I’m an honest guy: I confessed publicly when The New York Times solicited me to write a piece about the legal profession and then rejected my submission (because it had been preempted by a DealBook special).
I confessed publicly again when I submitted a second piece — this time about the future of legal education — and was again promptly rejected.
But enough of confessions: Today, I’m here to gloat! Here’s a link to “Have We Met?” which appeared yesterday in the “Sunday Review” (formerly “The Week In Review”) section of The New York Times.
Part of me says that I should end this column right here. I should say something snooty like, “Hey, Lat! I published an essay in the Times yesterday. Isn’t that enough recreational writing for a week? I’m outta here.” But Lat would probably complain, saying that I hadn’t pulled either my weight or enough people through the “continue reading” icon. What can I tuck behind that icon that will suck you through the jump?
Aha! Three things! First, how do you get an op-ed published in the Sunday Times? Second, if you pull off that feat, how much does the Times pay you for your work?
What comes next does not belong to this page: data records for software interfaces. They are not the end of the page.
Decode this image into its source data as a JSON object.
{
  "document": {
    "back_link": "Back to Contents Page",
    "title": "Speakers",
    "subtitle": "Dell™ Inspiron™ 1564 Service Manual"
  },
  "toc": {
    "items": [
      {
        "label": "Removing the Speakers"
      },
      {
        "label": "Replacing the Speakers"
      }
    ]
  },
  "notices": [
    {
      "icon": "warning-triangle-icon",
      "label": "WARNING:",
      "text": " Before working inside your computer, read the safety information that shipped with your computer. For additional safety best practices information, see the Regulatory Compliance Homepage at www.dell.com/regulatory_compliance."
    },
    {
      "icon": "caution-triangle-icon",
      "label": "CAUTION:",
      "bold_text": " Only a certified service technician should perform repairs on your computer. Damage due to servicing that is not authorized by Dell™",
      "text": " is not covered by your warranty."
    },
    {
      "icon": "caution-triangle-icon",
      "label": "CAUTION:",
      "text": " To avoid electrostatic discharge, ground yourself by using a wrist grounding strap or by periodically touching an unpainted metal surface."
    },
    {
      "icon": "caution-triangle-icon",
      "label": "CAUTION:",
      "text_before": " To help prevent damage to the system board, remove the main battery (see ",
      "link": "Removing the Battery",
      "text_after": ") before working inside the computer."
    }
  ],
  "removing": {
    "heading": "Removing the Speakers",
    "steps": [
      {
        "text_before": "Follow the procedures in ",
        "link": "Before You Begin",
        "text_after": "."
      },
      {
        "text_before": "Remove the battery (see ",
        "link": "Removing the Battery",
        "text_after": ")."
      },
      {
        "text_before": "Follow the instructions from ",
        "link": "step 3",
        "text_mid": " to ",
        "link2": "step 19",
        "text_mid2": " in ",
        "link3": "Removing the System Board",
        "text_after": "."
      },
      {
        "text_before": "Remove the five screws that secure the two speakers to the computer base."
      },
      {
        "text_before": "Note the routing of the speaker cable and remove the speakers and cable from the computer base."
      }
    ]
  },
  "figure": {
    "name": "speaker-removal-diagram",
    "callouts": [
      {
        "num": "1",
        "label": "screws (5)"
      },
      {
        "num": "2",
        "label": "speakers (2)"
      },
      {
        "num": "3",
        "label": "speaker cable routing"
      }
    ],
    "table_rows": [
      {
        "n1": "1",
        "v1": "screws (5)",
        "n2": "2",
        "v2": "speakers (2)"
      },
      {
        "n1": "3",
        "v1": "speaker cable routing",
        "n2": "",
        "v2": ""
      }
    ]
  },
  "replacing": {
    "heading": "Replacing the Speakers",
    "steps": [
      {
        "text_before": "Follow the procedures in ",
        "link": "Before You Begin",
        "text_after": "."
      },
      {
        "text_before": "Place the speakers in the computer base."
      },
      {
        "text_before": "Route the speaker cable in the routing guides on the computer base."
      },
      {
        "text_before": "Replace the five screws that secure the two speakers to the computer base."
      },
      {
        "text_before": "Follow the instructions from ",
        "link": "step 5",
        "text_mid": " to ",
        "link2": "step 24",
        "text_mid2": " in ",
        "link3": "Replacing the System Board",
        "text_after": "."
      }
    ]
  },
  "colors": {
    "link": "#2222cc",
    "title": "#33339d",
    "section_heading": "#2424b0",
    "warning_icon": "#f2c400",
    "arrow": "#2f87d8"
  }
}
And, finally, do I have a clever story linking what I wrote in the Times to Above the Law? You’re in luck! . . .
First: How do you get an op-ed published in the Sunday Times?
Damned if I know.
A year ago, the Times noticed my column at Above the Law and asked me to write a piece about how the Great Recession affected big law firms. I wrote the piece, and the Times rejected it.
At that point, however, I had a personal relationship with one of the editors: She had asked me to write a piece; I had; she didn’t publish it. She obviously felt guilty, and she plainly would appease her guilty conscience by publishing anything else that I sent to her! I immediately submitted a second article, to strike while the iron was hot.
She promptly rejected it.
So much for the guilt theory. Months passed. I then had an idea for a third article. I considered using that idea to fill some random Monday here at Above the Law, but my idea had absolutely nothing to do with practicing law, and even I couldn’t figure out how I’d pass that puppy off on this crowd. So I packaged up my essay and shipped it off to my guilty contact at the Times.
She didn’t work there anymore.
The out-of-office message pointed me to a new person at the Times. This was not happy news: The new person was entirely guilt-free, and she’d reject my article without even a pang of conscience.
Ha! She accepted it!
So how do you get an op-ed piece published in the Sunday Times? Damned if I know. But I poked around on-line, and the woman who accepted my piece has been quoted publicly about her standards for accepting op-eds:
The secret to making it into the highly regarded and still influential New York Times Op-Ed pages is equally nebulous.
“What I’m trying to do is surprise people,” said Hall, who also mentioned that she has held pieces for as long as two years waiting for the perfect peg. Yes, two years.
“I’ve run a lot of things that I think are just important to run, because I think people should know it,” said Hall, by way of explaining her we-are-definitely-not-in-
Gawkerland anymore philosophy of editing. “If it’s not popular it’s not popular; it actually doesn’t matter that much, because my job is to try to have that mix.”
So that’s the answer to my first question: How do you get published in the Times? Beats me.
On to my second question: How much does the Times pay you for an op-ed in the “Sunday Review”? That’s on-line, too, so I’m not giving away any secrets here: $150. (If you’re thinking of going into writing for a career, don’t give up your day job.)
Finally, do I have a story linking my piece in the Times to Above the Law?
I do. Back in June, Above the Law hosted a reception in Chicago, which (incredibly) featured yours truly as the guest of honor. ATL’s Staci Zaretsky sat on a stage with me for an hour, first interviewing me and then working with me to field questions from the audience. After the interview ended, she and I both stepped down to chat with folks in the crowd. After maybe 45 minutes of mingling, I worked my way over to three men and a woman who were standing around a table. I introduced myself to each of these strangers in turn: “Hi! I’m Mark Herrmann . . . .”
When I introduced myself to the woman, she looked at me, startled. “I just . . .,” she stammered, baffled. When I heard her voice, I immediately caught on: “Oh, yes!” I shook my head, as though I couldn’t believe my silly mistake. “Of course, Staci.”
Well, Staci, now you and the world know: It wasn’t confusion, but face-blindness.
I’m afraid that I won’t do any better when I see you next.
Mark Herrmann is the Chief Counsel – Litigation and Global Chief Compliance Officer at Aon, the world’s leading provider of risk management services, insurance and reinsurance brokerage, and human capital and management consulting. He is the author of The Curmudgeon’s Guide to Practicing Law and Inside Straight: Advice About Lawyering, In-House And Out, That Only The Internet Could Provide (affiliate links). You can reach him by email at firstname.lastname@example.org.